The video is one minute and one second long. It’s a quick demo of John McKerrell’s bluetooth version of the Tails plugin.
- Watch the video on YouTube.
- Watch it on Viddler.
- Here it is on Vimeo.
- Download the video from the Internet Archive.
Here’s a transcript of the 1:01 minutes of video:
This is my website. This is my mobile phone. My website has microformats. This is a version of the Tails plugin for Firefox. It exposes all the microformats I have on my website. I can convert and export those microformats as vcard, iCal, whatever I want. With this version of the plugin I can also export to bluetooth. So let’s take an event for example. I click on bluetooth. My computer asks me which device to export to. I have previously paired up my phone. So now I’m going to send the event to that device. And there we go. I have now exported from the World Wide Web onto my mobile phone. Easy!
The video is released under a Creative Commons attribution license. You are free to share, remix, caption and translate this video (as long as you provide attribution).
My favourite is a portrait of my fellow bunny slopers. They all thought I was taking a picture. I started filming and counted the seconds until they realised.
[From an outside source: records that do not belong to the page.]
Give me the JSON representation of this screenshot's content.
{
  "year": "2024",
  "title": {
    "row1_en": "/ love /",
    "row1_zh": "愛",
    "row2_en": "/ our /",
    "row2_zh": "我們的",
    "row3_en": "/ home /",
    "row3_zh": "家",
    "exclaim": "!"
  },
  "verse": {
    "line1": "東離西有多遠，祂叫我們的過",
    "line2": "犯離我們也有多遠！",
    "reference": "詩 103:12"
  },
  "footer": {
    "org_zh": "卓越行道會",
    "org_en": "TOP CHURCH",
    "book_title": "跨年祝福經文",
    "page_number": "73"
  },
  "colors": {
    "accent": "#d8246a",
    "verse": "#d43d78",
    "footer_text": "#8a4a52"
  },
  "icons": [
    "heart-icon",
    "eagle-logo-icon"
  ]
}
It’s a shame that the video quality on YouTube is so crap: you can’t really spot the subtle changes as their smiles transition from genuine to faltering to strained. I’d like to make a whole series of videos like this; what a wonderful way to break the social contract.
Update: David Swallow points me to Long Awkward Pose, a site dedicated to this technique. Wonderful!
My timid little foray into posting videos on YouTube pales in comparison to my fellow Clearleftist, “nice” Paul Annett. Paul is a magician, you see. I don’t just mean that he’s a really good designer; I mean he does honest-to-goodness magic. It always makes for fun Friday evening drinks.
Anyway, Paul posted one of his card tricks on YouTube. It appears to have a struck a chord. The video has over 2,000,000 views and 5,000 comments, making it one of the most popular videos on YouTube ever. It’s weird to think that Paul’s homemade video has been viewed more often than many television programs.